## TASK REQUIREMENTS
Lift out all lines below that contain "settings".

(Stored dataset items)
====

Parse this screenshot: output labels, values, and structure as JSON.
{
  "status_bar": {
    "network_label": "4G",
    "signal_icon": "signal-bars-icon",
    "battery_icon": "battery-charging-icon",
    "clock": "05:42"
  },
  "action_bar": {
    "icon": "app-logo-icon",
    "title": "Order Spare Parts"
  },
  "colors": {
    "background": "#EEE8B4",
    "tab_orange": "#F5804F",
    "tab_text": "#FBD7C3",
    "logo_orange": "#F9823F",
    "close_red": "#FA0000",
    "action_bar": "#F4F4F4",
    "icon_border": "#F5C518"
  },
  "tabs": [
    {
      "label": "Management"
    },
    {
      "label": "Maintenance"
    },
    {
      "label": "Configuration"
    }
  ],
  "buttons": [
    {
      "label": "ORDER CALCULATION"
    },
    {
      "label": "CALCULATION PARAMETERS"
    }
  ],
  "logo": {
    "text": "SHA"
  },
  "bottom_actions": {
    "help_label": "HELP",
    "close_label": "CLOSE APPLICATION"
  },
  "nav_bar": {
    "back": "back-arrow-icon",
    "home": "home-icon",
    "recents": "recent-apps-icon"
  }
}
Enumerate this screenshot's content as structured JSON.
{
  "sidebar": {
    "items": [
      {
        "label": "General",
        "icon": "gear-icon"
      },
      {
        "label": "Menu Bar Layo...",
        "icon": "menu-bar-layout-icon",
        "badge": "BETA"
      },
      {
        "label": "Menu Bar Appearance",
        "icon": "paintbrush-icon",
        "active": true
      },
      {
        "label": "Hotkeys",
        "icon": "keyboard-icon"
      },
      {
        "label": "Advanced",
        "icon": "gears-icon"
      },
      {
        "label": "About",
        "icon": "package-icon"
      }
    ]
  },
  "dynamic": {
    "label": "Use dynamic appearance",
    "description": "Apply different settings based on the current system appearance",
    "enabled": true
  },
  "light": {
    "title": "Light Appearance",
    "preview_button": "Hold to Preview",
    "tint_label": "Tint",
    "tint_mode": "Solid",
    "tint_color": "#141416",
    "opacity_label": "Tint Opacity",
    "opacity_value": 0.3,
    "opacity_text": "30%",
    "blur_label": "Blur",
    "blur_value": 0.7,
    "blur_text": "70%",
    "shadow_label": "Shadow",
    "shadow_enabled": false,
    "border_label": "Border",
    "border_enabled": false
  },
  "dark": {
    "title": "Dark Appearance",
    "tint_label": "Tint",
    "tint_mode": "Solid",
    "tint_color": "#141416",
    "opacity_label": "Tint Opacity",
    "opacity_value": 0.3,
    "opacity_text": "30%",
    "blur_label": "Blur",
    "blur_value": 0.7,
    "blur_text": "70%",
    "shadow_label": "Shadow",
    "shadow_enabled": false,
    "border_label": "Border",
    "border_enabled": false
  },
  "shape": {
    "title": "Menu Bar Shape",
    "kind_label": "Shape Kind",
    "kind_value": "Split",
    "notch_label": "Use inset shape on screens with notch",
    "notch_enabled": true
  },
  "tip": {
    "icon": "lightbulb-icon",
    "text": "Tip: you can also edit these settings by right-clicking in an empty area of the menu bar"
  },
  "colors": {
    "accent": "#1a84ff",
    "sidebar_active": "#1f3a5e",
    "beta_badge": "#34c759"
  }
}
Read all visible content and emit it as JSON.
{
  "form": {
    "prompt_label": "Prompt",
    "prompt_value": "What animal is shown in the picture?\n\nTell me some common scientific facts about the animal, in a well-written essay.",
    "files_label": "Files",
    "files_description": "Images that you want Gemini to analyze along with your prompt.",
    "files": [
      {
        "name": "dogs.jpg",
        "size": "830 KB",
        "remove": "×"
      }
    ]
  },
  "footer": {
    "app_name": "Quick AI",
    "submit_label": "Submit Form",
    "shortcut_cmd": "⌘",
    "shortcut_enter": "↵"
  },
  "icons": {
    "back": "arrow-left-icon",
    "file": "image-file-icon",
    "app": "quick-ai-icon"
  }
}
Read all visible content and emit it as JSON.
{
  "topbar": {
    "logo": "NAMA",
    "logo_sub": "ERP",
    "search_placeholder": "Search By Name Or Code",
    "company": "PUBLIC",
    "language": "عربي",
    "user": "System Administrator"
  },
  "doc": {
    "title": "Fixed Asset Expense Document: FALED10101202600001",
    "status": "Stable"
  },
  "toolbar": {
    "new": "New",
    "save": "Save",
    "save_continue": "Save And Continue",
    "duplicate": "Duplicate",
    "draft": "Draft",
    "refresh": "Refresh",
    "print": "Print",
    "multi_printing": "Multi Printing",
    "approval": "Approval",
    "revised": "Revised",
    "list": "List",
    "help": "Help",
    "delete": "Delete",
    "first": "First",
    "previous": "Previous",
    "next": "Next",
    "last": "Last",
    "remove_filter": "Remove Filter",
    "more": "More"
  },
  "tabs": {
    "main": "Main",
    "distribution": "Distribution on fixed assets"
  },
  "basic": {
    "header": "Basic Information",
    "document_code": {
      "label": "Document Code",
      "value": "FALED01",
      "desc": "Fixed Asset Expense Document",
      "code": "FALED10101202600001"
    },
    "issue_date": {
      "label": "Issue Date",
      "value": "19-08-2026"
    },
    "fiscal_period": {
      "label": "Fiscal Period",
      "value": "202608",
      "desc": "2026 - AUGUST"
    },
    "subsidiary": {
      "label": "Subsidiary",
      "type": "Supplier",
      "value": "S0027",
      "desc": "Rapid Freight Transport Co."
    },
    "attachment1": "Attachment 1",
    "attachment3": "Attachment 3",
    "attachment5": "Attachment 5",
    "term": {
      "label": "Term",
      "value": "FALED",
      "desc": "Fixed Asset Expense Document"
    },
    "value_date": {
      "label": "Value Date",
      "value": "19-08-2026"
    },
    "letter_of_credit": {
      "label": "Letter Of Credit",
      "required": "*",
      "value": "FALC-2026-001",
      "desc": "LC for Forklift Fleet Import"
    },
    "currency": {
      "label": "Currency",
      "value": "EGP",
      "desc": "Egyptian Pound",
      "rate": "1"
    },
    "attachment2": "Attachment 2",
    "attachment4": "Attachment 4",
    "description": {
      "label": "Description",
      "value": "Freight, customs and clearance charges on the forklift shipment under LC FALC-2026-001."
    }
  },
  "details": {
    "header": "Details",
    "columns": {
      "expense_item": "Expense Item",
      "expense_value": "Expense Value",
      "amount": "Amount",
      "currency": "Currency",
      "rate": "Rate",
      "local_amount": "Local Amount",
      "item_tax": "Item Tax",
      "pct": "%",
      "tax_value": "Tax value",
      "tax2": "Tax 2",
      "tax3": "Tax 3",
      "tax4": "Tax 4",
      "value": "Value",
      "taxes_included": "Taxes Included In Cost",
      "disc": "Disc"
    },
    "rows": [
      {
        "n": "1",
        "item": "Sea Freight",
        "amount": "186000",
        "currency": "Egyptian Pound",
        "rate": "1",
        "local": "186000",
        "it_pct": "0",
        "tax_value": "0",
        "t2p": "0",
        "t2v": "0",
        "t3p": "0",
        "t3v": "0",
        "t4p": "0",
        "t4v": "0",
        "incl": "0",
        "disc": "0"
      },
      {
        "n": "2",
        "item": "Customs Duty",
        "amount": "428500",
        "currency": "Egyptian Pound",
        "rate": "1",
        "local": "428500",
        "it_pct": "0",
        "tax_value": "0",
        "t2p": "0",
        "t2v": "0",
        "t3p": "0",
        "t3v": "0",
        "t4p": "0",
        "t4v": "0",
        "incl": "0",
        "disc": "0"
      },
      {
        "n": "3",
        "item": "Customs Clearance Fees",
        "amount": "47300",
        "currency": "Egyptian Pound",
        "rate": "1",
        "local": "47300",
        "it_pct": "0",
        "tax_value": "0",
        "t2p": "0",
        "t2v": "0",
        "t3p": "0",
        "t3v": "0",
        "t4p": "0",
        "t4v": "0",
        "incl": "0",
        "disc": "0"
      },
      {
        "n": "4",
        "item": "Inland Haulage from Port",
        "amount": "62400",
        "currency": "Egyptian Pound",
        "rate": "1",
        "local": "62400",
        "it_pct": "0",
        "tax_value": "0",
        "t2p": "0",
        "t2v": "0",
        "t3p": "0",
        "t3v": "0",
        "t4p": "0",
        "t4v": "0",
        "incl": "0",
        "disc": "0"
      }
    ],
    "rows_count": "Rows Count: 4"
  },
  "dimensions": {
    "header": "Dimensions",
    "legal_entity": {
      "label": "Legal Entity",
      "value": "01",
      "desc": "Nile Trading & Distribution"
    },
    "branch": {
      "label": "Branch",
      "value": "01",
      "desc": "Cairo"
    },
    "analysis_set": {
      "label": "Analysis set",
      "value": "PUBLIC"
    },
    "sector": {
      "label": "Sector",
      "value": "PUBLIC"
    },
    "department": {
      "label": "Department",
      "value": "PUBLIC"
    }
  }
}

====

## RESPONSE TO THIS TASK
    "description": "Apply different settings based on the current system appearance",
    "text": "Tip: you can also edit these settings by right-clicking in an empty area of the menu bar"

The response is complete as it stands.